<<<<
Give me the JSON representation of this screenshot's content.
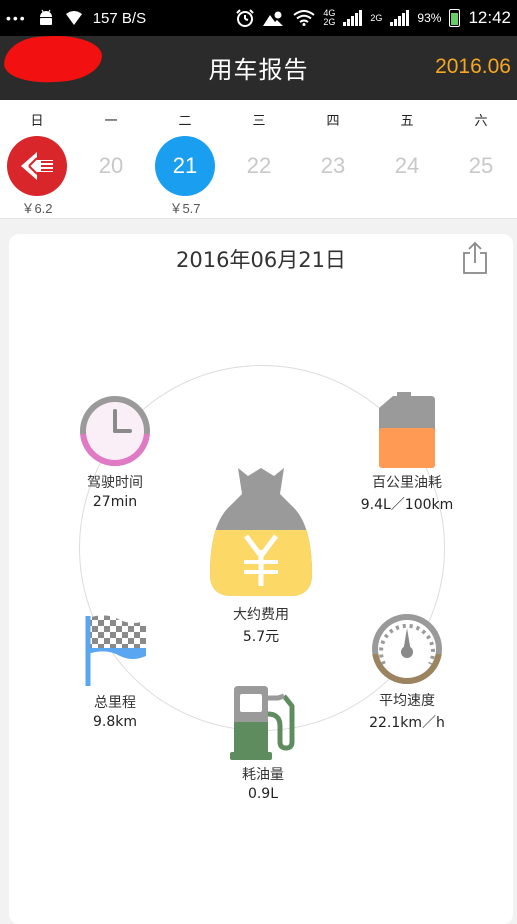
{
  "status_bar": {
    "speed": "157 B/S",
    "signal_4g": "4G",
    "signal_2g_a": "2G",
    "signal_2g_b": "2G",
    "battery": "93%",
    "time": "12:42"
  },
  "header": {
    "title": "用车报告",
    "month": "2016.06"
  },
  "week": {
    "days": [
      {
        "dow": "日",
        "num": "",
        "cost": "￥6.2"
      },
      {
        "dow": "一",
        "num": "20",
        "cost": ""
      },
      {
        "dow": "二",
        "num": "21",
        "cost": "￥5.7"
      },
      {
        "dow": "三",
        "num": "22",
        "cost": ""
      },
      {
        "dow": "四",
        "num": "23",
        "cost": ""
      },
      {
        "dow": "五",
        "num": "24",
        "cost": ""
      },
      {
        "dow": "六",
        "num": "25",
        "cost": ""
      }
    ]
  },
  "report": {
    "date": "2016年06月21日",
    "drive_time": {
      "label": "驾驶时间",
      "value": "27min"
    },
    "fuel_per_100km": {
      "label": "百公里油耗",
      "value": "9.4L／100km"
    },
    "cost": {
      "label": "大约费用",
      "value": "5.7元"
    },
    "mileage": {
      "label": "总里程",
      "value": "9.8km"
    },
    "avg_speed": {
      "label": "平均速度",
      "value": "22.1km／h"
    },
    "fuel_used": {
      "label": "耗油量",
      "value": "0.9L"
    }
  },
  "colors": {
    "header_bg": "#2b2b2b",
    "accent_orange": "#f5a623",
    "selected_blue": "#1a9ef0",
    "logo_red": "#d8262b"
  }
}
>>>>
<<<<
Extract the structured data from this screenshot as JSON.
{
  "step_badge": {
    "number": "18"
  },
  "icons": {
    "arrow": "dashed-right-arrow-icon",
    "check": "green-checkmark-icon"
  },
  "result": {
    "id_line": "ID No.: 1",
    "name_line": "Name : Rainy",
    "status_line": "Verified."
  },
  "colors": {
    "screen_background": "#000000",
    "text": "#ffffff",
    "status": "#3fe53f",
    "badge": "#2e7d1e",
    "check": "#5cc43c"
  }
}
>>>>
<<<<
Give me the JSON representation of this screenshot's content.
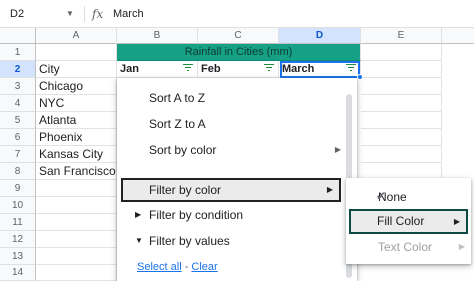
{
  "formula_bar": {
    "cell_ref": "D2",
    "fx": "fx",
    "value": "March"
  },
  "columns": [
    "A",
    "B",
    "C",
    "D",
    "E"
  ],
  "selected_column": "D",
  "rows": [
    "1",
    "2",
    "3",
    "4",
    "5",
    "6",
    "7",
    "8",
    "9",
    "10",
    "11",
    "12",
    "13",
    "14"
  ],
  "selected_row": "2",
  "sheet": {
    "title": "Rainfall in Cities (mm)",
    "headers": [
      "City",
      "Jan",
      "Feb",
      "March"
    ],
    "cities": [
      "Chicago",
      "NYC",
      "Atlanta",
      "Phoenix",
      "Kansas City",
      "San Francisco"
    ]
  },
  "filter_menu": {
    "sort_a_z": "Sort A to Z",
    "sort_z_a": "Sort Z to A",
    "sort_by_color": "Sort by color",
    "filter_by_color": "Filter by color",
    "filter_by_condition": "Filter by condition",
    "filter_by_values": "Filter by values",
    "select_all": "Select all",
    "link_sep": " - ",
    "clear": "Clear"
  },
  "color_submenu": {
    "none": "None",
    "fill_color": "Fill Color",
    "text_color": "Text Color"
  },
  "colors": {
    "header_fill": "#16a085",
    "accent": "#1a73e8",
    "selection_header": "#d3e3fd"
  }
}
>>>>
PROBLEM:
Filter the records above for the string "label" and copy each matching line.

ANSWER TO THE PROBLEM:
      "label": "驾驶时间",
      "label": "百公里油耗",
      "label": "大约费用",
      "label": "总里程",
      "label": "平均速度",
      "label": "耗油量",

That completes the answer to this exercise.